Types of Kids Plays

Types of Kids Plays

This article discusses various types of kids plays. You will learn about Dramatic play, Familiarization play, Surrogate play, and Associative game. In this article we will discuss the importance of these play activities. Here are some examples of these games:

Dramatic play

Dramatic play benefits your child’s physical, emotional, and social development. It teaches children to express themselves through language, develops their self-identity, and fosters empathy and communication skills. They learn the importance of cooperation and synchronizing actions, and develops their empathy for other people. It also helps kids develop their literacy skills through role-play. Children learn about the importance of literacy through the use of props in Dramatic Play.

Familiarization play

Various activities that engage children in familiarization play can increase their knowledge of a particular object, situation, or experience. For example, young children may enjoy pretend play with toys. They might also act out situations they have experienced or fear. This form of play is both spontaneous and guided. When used in the hospital, familiarization play can help children to learn about different procedures. It can also help children to prepare for different situations, such as a scary hospital stay.

Surrogate play

Parents can give their children a firsthand look at the surrogate process through a children’s book called Sophia’s Broken Crayons. This children’s book, written by Crystal A. Falk, focuses on the child’s perspective. The story begins with Sophia feeling sad and ends with her parents helping her friends with surrogacy. If you want to give your child this experience, here are some suggestions.

Associative play

Associative play for kids is an excellent way to promote brain development. Children learn a variety of valuable skills, social cooperation, and critical thinking through play. They also learn how to share, barter, and think for themselves, allowing them to learn important skills that will help them in later life. Children who engage in associative play develop a variety of skills, and are better prepared to be successful in school. They are also more adaptable, allowing them to cope better with the constant changes they will experience.

Free play

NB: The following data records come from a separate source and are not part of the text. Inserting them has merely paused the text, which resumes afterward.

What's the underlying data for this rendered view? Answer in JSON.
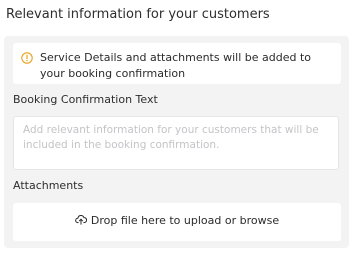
{
  "section": {
    "title": "Relevant information for your customers"
  },
  "info": {
    "icon": "info-circle-icon",
    "icon_color": "#e8a21c",
    "text": "Service Details and attachments will be added to your booking confirmation"
  },
  "booking_text": {
    "label": "Booking Confirmation Text",
    "value": "",
    "placeholder": "Add relevant information for your customers that will be included in the booking confirmation."
  },
  "attachments": {
    "label": "Attachments",
    "icon": "cloud-upload-icon",
    "dropzone_text": "Drop file here to upload or browse"
  }
}
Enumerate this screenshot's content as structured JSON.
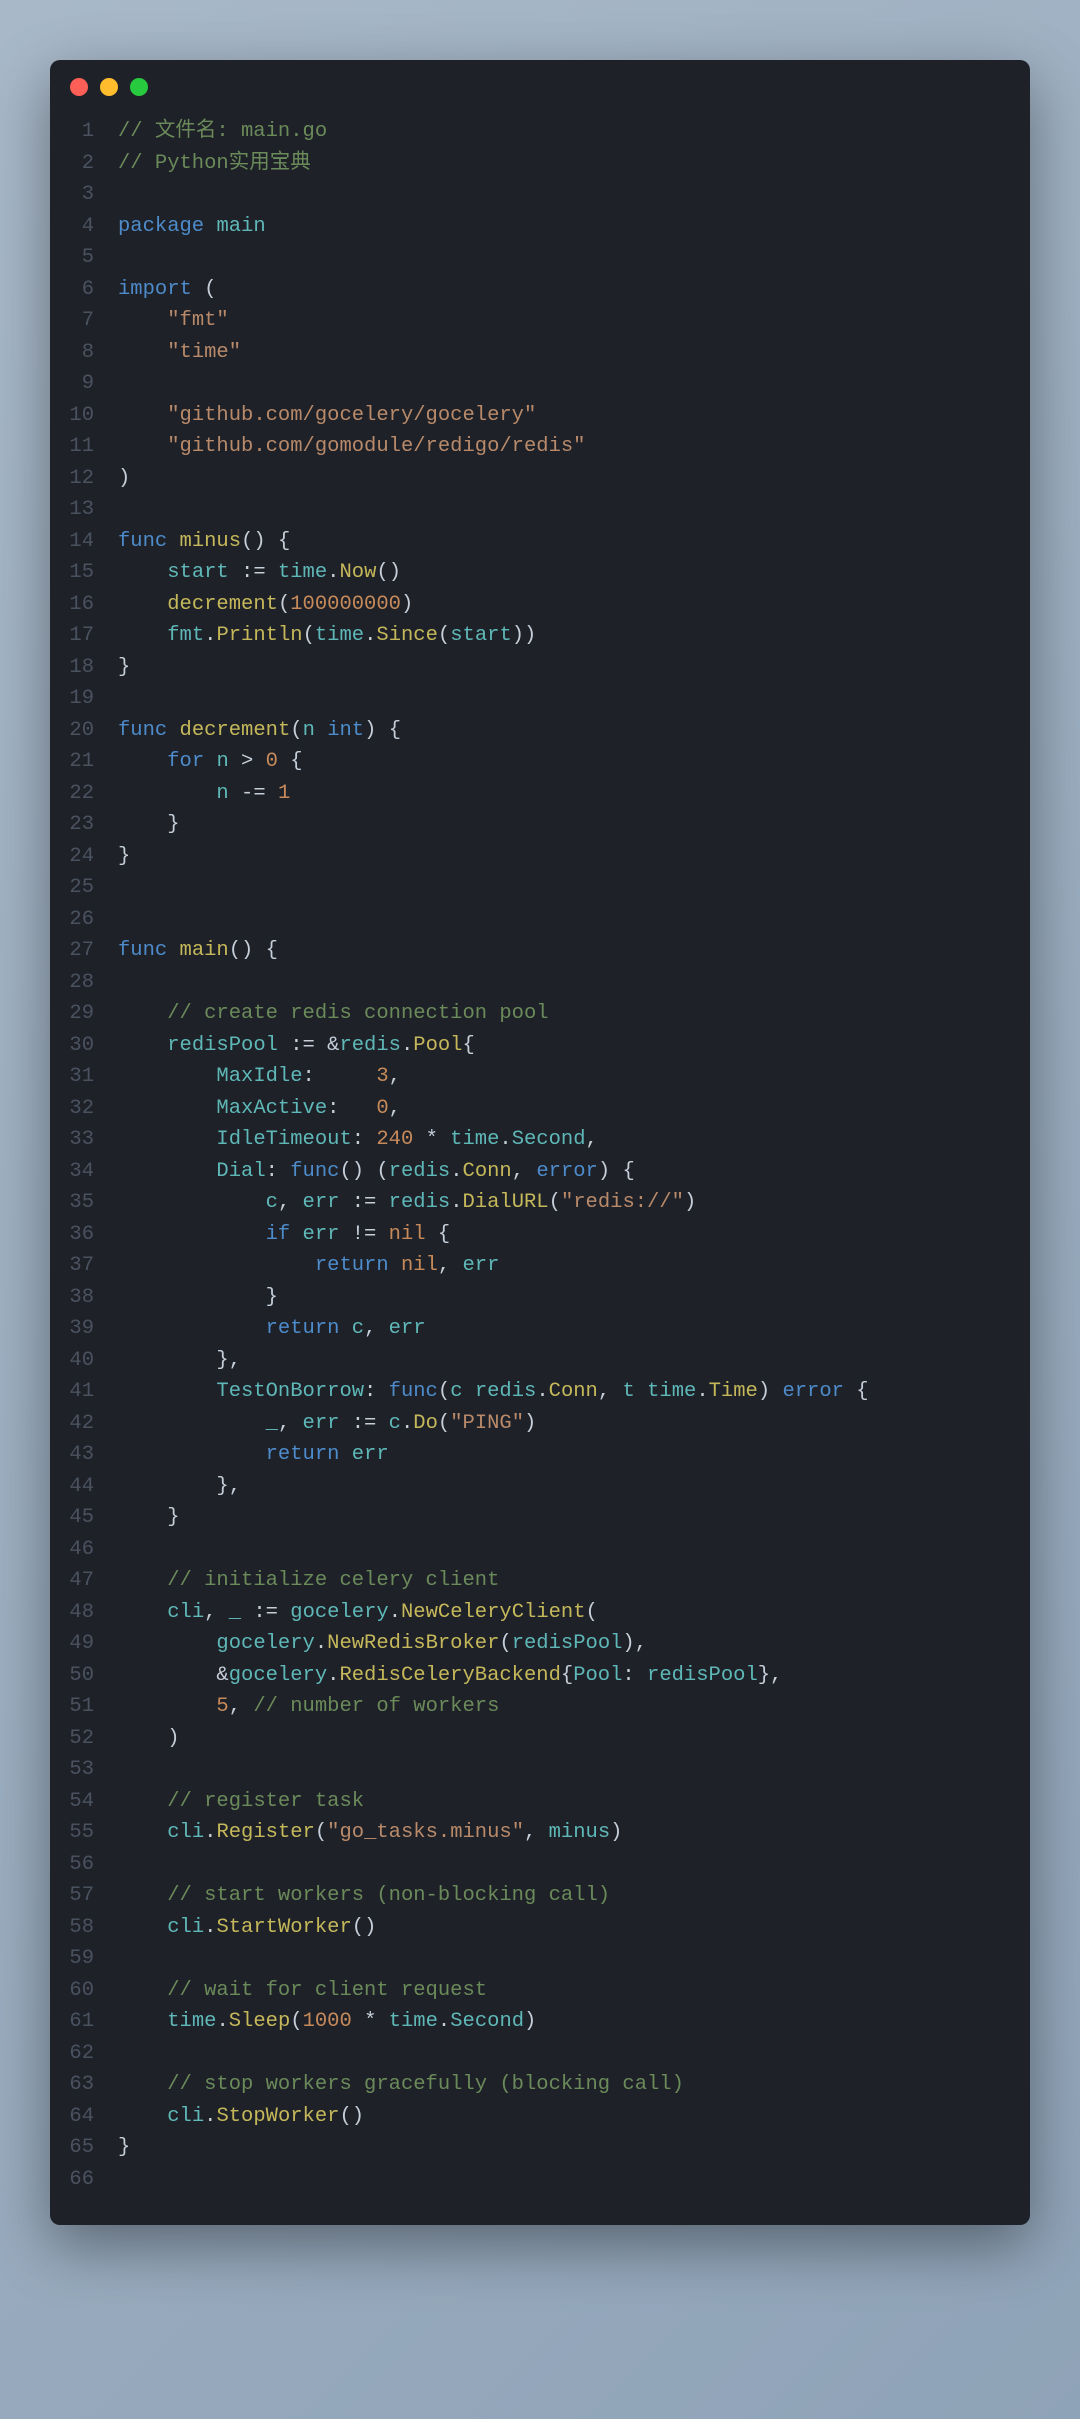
{
  "window": {
    "dots": [
      "red",
      "yellow",
      "green"
    ]
  },
  "code": {
    "lines": [
      {
        "n": "1",
        "t": [
          [
            "c-comment",
            "// 文件名: main.go"
          ]
        ]
      },
      {
        "n": "2",
        "t": [
          [
            "c-comment",
            "// Python实用宝典"
          ]
        ]
      },
      {
        "n": "3",
        "t": []
      },
      {
        "n": "4",
        "t": [
          [
            "c-keyword",
            "package"
          ],
          [
            "",
            " "
          ],
          [
            "c-ident",
            "main"
          ]
        ]
      },
      {
        "n": "5",
        "t": []
      },
      {
        "n": "6",
        "t": [
          [
            "c-keyword",
            "import"
          ],
          [
            "",
            " ("
          ]
        ]
      },
      {
        "n": "7",
        "t": [
          [
            "",
            "    "
          ],
          [
            "c-string",
            "\"fmt\""
          ]
        ]
      },
      {
        "n": "8",
        "t": [
          [
            "",
            "    "
          ],
          [
            "c-string",
            "\"time\""
          ]
        ]
      },
      {
        "n": "9",
        "t": []
      },
      {
        "n": "10",
        "t": [
          [
            "",
            "    "
          ],
          [
            "c-string",
            "\"github.com/gocelery/gocelery\""
          ]
        ]
      },
      {
        "n": "11",
        "t": [
          [
            "",
            "    "
          ],
          [
            "c-string",
            "\"github.com/gomodule/redigo/redis\""
          ]
        ]
      },
      {
        "n": "12",
        "t": [
          [
            "",
            ")"
          ]
        ]
      },
      {
        "n": "13",
        "t": []
      },
      {
        "n": "14",
        "t": [
          [
            "c-keyword",
            "func"
          ],
          [
            "",
            " "
          ],
          [
            "c-func",
            "minus"
          ],
          [
            "",
            "() {"
          ]
        ]
      },
      {
        "n": "15",
        "t": [
          [
            "",
            "    "
          ],
          [
            "c-ident",
            "start"
          ],
          [
            "",
            " := "
          ],
          [
            "c-ident",
            "time"
          ],
          [
            "",
            "."
          ],
          [
            "c-func",
            "Now"
          ],
          [
            "",
            "()"
          ]
        ]
      },
      {
        "n": "16",
        "t": [
          [
            "",
            "    "
          ],
          [
            "c-func",
            "decrement"
          ],
          [
            "",
            "("
          ],
          [
            "c-number",
            "100000000"
          ],
          [
            "",
            ")"
          ]
        ]
      },
      {
        "n": "17",
        "t": [
          [
            "",
            "    "
          ],
          [
            "c-ident",
            "fmt"
          ],
          [
            "",
            "."
          ],
          [
            "c-func",
            "Println"
          ],
          [
            "",
            "("
          ],
          [
            "c-ident",
            "time"
          ],
          [
            "",
            "."
          ],
          [
            "c-func",
            "Since"
          ],
          [
            "",
            "("
          ],
          [
            "c-ident",
            "start"
          ],
          [
            "",
            "))"
          ]
        ]
      },
      {
        "n": "18",
        "t": [
          [
            "",
            "}"
          ]
        ]
      },
      {
        "n": "19",
        "t": []
      },
      {
        "n": "20",
        "t": [
          [
            "c-keyword",
            "func"
          ],
          [
            "",
            " "
          ],
          [
            "c-func",
            "decrement"
          ],
          [
            "",
            "("
          ],
          [
            "c-ident",
            "n"
          ],
          [
            "",
            " "
          ],
          [
            "c-builtin",
            "int"
          ],
          [
            "",
            ") {"
          ]
        ]
      },
      {
        "n": "21",
        "t": [
          [
            "",
            "    "
          ],
          [
            "c-keyword",
            "for"
          ],
          [
            "",
            " "
          ],
          [
            "c-ident",
            "n"
          ],
          [
            "",
            " > "
          ],
          [
            "c-number",
            "0"
          ],
          [
            "",
            " {"
          ]
        ]
      },
      {
        "n": "22",
        "t": [
          [
            "",
            "        "
          ],
          [
            "c-ident",
            "n"
          ],
          [
            "",
            " -= "
          ],
          [
            "c-number",
            "1"
          ]
        ]
      },
      {
        "n": "23",
        "t": [
          [
            "",
            "    }"
          ]
        ]
      },
      {
        "n": "24",
        "t": [
          [
            "",
            "}"
          ]
        ]
      },
      {
        "n": "25",
        "t": []
      },
      {
        "n": "26",
        "t": []
      },
      {
        "n": "27",
        "t": [
          [
            "c-keyword",
            "func"
          ],
          [
            "",
            " "
          ],
          [
            "c-func",
            "main"
          ],
          [
            "",
            "() {"
          ]
        ]
      },
      {
        "n": "28",
        "t": []
      },
      {
        "n": "29",
        "t": [
          [
            "",
            "    "
          ],
          [
            "c-comment",
            "// create redis connection pool"
          ]
        ]
      },
      {
        "n": "30",
        "t": [
          [
            "",
            "    "
          ],
          [
            "c-ident",
            "redisPool"
          ],
          [
            "",
            " := &"
          ],
          [
            "c-ident",
            "redis"
          ],
          [
            "",
            "."
          ],
          [
            "c-type",
            "Pool"
          ],
          [
            "",
            "{"
          ]
        ]
      },
      {
        "n": "31",
        "t": [
          [
            "",
            "        "
          ],
          [
            "c-ident",
            "MaxIdle"
          ],
          [
            "",
            ":     "
          ],
          [
            "c-number",
            "3"
          ],
          [
            "",
            ","
          ]
        ]
      },
      {
        "n": "32",
        "t": [
          [
            "",
            "        "
          ],
          [
            "c-ident",
            "MaxActive"
          ],
          [
            "",
            ":   "
          ],
          [
            "c-number",
            "0"
          ],
          [
            "",
            ","
          ]
        ]
      },
      {
        "n": "33",
        "t": [
          [
            "",
            "        "
          ],
          [
            "c-ident",
            "IdleTimeout"
          ],
          [
            "",
            ": "
          ],
          [
            "c-number",
            "240"
          ],
          [
            "",
            " * "
          ],
          [
            "c-ident",
            "time"
          ],
          [
            "",
            "."
          ],
          [
            "c-ident",
            "Second"
          ],
          [
            "",
            ","
          ]
        ]
      },
      {
        "n": "34",
        "t": [
          [
            "",
            "        "
          ],
          [
            "c-ident",
            "Dial"
          ],
          [
            "",
            ": "
          ],
          [
            "c-keyword",
            "func"
          ],
          [
            "",
            "() ("
          ],
          [
            "c-ident",
            "redis"
          ],
          [
            "",
            "."
          ],
          [
            "c-type",
            "Conn"
          ],
          [
            "",
            ", "
          ],
          [
            "c-builtin",
            "error"
          ],
          [
            "",
            ") {"
          ]
        ]
      },
      {
        "n": "35",
        "t": [
          [
            "",
            "            "
          ],
          [
            "c-ident",
            "c"
          ],
          [
            "",
            ", "
          ],
          [
            "c-ident",
            "err"
          ],
          [
            "",
            " := "
          ],
          [
            "c-ident",
            "redis"
          ],
          [
            "",
            "."
          ],
          [
            "c-func",
            "DialURL"
          ],
          [
            "",
            "("
          ],
          [
            "c-string",
            "\"redis://\""
          ],
          [
            "",
            ")"
          ]
        ]
      },
      {
        "n": "36",
        "t": [
          [
            "",
            "            "
          ],
          [
            "c-keyword",
            "if"
          ],
          [
            "",
            " "
          ],
          [
            "c-ident",
            "err"
          ],
          [
            "",
            " != "
          ],
          [
            "c-const",
            "nil"
          ],
          [
            "",
            " {"
          ]
        ]
      },
      {
        "n": "37",
        "t": [
          [
            "",
            "                "
          ],
          [
            "c-keyword",
            "return"
          ],
          [
            "",
            " "
          ],
          [
            "c-const",
            "nil"
          ],
          [
            "",
            ", "
          ],
          [
            "c-ident",
            "err"
          ]
        ]
      },
      {
        "n": "38",
        "t": [
          [
            "",
            "            }"
          ]
        ]
      },
      {
        "n": "39",
        "t": [
          [
            "",
            "            "
          ],
          [
            "c-keyword",
            "return"
          ],
          [
            "",
            " "
          ],
          [
            "c-ident",
            "c"
          ],
          [
            "",
            ", "
          ],
          [
            "c-ident",
            "err"
          ]
        ]
      },
      {
        "n": "40",
        "t": [
          [
            "",
            "        },"
          ]
        ]
      },
      {
        "n": "41",
        "t": [
          [
            "",
            "        "
          ],
          [
            "c-ident",
            "TestOnBorrow"
          ],
          [
            "",
            ": "
          ],
          [
            "c-keyword",
            "func"
          ],
          [
            "",
            "("
          ],
          [
            "c-ident",
            "c"
          ],
          [
            "",
            " "
          ],
          [
            "c-ident",
            "redis"
          ],
          [
            "",
            "."
          ],
          [
            "c-type",
            "Conn"
          ],
          [
            "",
            ", "
          ],
          [
            "c-ident",
            "t"
          ],
          [
            "",
            " "
          ],
          [
            "c-ident",
            "time"
          ],
          [
            "",
            "."
          ],
          [
            "c-type",
            "Time"
          ],
          [
            "",
            ") "
          ],
          [
            "c-builtin",
            "error"
          ],
          [
            "",
            " {"
          ]
        ]
      },
      {
        "n": "42",
        "t": [
          [
            "",
            "            "
          ],
          [
            "c-ident",
            "_"
          ],
          [
            "",
            ", "
          ],
          [
            "c-ident",
            "err"
          ],
          [
            "",
            " := "
          ],
          [
            "c-ident",
            "c"
          ],
          [
            "",
            "."
          ],
          [
            "c-func",
            "Do"
          ],
          [
            "",
            "("
          ],
          [
            "c-string",
            "\"PING\""
          ],
          [
            "",
            ")"
          ]
        ]
      },
      {
        "n": "43",
        "t": [
          [
            "",
            "            "
          ],
          [
            "c-keyword",
            "return"
          ],
          [
            "",
            " "
          ],
          [
            "c-ident",
            "err"
          ]
        ]
      },
      {
        "n": "44",
        "t": [
          [
            "",
            "        },"
          ]
        ]
      },
      {
        "n": "45",
        "t": [
          [
            "",
            "    }"
          ]
        ]
      },
      {
        "n": "46",
        "t": []
      },
      {
        "n": "47",
        "t": [
          [
            "",
            "    "
          ],
          [
            "c-comment",
            "// initialize celery client"
          ]
        ]
      },
      {
        "n": "48",
        "t": [
          [
            "",
            "    "
          ],
          [
            "c-ident",
            "cli"
          ],
          [
            "",
            ", "
          ],
          [
            "c-ident",
            "_"
          ],
          [
            "",
            " := "
          ],
          [
            "c-ident",
            "gocelery"
          ],
          [
            "",
            "."
          ],
          [
            "c-func",
            "NewCeleryClient"
          ],
          [
            "",
            "("
          ]
        ]
      },
      {
        "n": "49",
        "t": [
          [
            "",
            "        "
          ],
          [
            "c-ident",
            "gocelery"
          ],
          [
            "",
            "."
          ],
          [
            "c-func",
            "NewRedisBroker"
          ],
          [
            "",
            "("
          ],
          [
            "c-ident",
            "redisPool"
          ],
          [
            "",
            "),"
          ]
        ]
      },
      {
        "n": "50",
        "t": [
          [
            "",
            "        &"
          ],
          [
            "c-ident",
            "gocelery"
          ],
          [
            "",
            "."
          ],
          [
            "c-type",
            "RedisCeleryBackend"
          ],
          [
            "",
            "{"
          ],
          [
            "c-ident",
            "Pool"
          ],
          [
            "",
            ": "
          ],
          [
            "c-ident",
            "redisPool"
          ],
          [
            "",
            "},"
          ]
        ]
      },
      {
        "n": "51",
        "t": [
          [
            "",
            "        "
          ],
          [
            "c-number",
            "5"
          ],
          [
            "",
            ", "
          ],
          [
            "c-comment",
            "// number of workers"
          ]
        ]
      },
      {
        "n": "52",
        "t": [
          [
            "",
            "    )"
          ]
        ]
      },
      {
        "n": "53",
        "t": []
      },
      {
        "n": "54",
        "t": [
          [
            "",
            "    "
          ],
          [
            "c-comment",
            "// register task"
          ]
        ]
      },
      {
        "n": "55",
        "t": [
          [
            "",
            "    "
          ],
          [
            "c-ident",
            "cli"
          ],
          [
            "",
            "."
          ],
          [
            "c-func",
            "Register"
          ],
          [
            "",
            "("
          ],
          [
            "c-string",
            "\"go_tasks.minus\""
          ],
          [
            "",
            ", "
          ],
          [
            "c-ident",
            "minus"
          ],
          [
            "",
            ")"
          ]
        ]
      },
      {
        "n": "56",
        "t": []
      },
      {
        "n": "57",
        "t": [
          [
            "",
            "    "
          ],
          [
            "c-comment",
            "// start workers (non-blocking call)"
          ]
        ]
      },
      {
        "n": "58",
        "t": [
          [
            "",
            "    "
          ],
          [
            "c-ident",
            "cli"
          ],
          [
            "",
            "."
          ],
          [
            "c-func",
            "StartWorker"
          ],
          [
            "",
            "()"
          ]
        ]
      },
      {
        "n": "59",
        "t": []
      },
      {
        "n": "60",
        "t": [
          [
            "",
            "    "
          ],
          [
            "c-comment",
            "// wait for client request"
          ]
        ]
      },
      {
        "n": "61",
        "t": [
          [
            "",
            "    "
          ],
          [
            "c-ident",
            "time"
          ],
          [
            "",
            "."
          ],
          [
            "c-func",
            "Sleep"
          ],
          [
            "",
            "("
          ],
          [
            "c-number",
            "1000"
          ],
          [
            "",
            " * "
          ],
          [
            "c-ident",
            "time"
          ],
          [
            "",
            "."
          ],
          [
            "c-ident",
            "Second"
          ],
          [
            "",
            ")"
          ]
        ]
      },
      {
        "n": "62",
        "t": []
      },
      {
        "n": "63",
        "t": [
          [
            "",
            "    "
          ],
          [
            "c-comment",
            "// stop workers gracefully (blocking call)"
          ]
        ]
      },
      {
        "n": "64",
        "t": [
          [
            "",
            "    "
          ],
          [
            "c-ident",
            "cli"
          ],
          [
            "",
            "."
          ],
          [
            "c-func",
            "StopWorker"
          ],
          [
            "",
            "()"
          ]
        ]
      },
      {
        "n": "65",
        "t": [
          [
            "",
            "}"
          ]
        ]
      },
      {
        "n": "66",
        "t": []
      }
    ]
  }
}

Free Play is very important to the development of children’s motor skills and coordination. It helps them overcome their fears and gain social skills. It also helps them practice different adult roles and develop their self-esteem. It also helps them develop their self-respect and sound mental health. When children are given the freedom to play for long periods of time, they are better able to face the stress and anxiety that is associated with the structured lessons in school.